It’s Cold, But It’s Snow Much Fun! Winter Favorites for Kids to Check Out with your IndyPL Library Card

List Cover Images - ItIt’s true, there’s no day like a snow day! Go out and play, and then cuddle up with some hot chocolate and a stack of these favorite winter tales.

Sing!

Enjoy this sing along from Laurie Berkner. Use her pattern to make a monster mask to sing and play along! “I’m the biggest monster that you’ve every seen! My eyes are yellow and my teeth are green!”

Write!

Find some crayons or makers to color a picture, practice writing the letters, or see if you can follow your way through a maze without getting stuck.

Play!

Take a winter walk and read a story as you go! We invite you to visit StoryWalk® in Ruckle Street Park at 3025 Ruckle Street.
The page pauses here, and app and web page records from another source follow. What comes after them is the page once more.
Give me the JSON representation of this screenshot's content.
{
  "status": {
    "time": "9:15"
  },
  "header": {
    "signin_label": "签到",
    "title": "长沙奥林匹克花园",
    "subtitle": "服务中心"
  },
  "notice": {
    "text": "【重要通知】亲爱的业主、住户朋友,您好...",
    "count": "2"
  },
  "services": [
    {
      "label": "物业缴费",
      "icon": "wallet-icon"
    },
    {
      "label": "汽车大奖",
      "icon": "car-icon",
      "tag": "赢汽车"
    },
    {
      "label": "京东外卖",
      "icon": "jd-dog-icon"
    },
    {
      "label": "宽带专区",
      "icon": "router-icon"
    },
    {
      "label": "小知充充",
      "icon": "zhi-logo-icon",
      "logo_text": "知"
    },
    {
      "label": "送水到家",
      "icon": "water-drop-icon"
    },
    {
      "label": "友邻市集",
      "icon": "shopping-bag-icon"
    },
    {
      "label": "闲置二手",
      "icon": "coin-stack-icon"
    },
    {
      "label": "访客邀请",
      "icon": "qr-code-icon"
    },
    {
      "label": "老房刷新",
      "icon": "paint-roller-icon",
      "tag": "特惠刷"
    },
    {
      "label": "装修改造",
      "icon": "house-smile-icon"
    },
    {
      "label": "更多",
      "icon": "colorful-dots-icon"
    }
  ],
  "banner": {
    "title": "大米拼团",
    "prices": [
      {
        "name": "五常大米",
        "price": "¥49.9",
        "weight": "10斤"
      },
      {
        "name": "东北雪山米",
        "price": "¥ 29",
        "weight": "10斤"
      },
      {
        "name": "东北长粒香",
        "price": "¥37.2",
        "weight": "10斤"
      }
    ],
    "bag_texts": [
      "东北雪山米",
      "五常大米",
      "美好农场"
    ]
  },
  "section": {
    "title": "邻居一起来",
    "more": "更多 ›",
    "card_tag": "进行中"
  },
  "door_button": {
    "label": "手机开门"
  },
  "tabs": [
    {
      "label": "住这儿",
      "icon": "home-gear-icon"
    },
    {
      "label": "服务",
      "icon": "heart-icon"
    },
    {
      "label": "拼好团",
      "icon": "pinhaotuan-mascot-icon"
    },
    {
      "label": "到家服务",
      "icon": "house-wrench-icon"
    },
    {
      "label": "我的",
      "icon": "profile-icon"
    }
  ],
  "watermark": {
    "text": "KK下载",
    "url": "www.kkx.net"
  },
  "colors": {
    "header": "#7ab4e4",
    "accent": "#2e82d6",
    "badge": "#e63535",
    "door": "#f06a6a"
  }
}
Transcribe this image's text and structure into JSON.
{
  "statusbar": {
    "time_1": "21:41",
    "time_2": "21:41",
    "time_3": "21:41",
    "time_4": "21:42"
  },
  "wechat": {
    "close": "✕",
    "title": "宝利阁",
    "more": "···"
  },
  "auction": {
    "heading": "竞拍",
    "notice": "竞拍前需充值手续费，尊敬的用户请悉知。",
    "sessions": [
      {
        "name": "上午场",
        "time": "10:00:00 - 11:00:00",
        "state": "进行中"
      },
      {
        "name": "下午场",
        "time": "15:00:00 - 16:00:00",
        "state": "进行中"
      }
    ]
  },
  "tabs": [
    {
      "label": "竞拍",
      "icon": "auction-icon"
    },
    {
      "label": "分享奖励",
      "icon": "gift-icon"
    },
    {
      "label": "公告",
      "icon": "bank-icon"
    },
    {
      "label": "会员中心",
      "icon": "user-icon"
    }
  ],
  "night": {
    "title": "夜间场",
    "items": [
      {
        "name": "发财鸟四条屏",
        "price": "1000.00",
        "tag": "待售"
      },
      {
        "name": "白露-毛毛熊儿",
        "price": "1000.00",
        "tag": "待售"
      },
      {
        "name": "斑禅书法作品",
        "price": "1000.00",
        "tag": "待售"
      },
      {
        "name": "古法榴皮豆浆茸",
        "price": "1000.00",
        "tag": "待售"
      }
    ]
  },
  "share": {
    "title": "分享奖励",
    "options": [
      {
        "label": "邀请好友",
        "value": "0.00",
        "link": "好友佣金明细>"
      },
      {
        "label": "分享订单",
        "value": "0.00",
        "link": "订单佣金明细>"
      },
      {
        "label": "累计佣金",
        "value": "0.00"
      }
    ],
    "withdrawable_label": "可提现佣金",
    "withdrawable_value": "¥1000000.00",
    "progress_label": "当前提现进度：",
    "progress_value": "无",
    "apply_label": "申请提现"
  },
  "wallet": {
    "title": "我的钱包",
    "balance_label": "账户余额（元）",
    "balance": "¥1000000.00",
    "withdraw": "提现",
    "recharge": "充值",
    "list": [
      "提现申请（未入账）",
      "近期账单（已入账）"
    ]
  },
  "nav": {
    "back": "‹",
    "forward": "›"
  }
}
Stroll through the park and read a book displayed in mounted frames. Try skiping. Can you gallop? Or explore the IndyPL Pinterest Board: Winter – lots of ideas for crafts and activities!

Join Us for In-Person Storytime!

  • Event: All Ages Sensory Storytime at Fort Ben
  • Date & Time: Monday, April 22, 5:30pm
  • Location: Fort Ben Branch
  • Description: Spend time enjoying songs, rhymes, and stories, followed by Sensory Play, which includes sensory friendly toys, coloring sheets, and or a craft.
  • No Registration Required.
  • Event: Storytime at Lawrence – Pajama Storytime!
  • Date & Time: Monday, April 22, 6:30pm
  • Location: Lawrence Branch
  • Description: Young children and their caregivers are invited to join us for stories, songs, and fun. Stay after stories are finished for some literacy activities and play time.
  • No Registration Required.

Need Help?

Ask a Library staff member at any of our locations or call, text, or email Ask-a-Librarian. The Tinker Station helpline at (317) 275-4500 is also available. It is staffed by device experts who can answer questions about how to read, watch and listen on a PC, tablet or phone.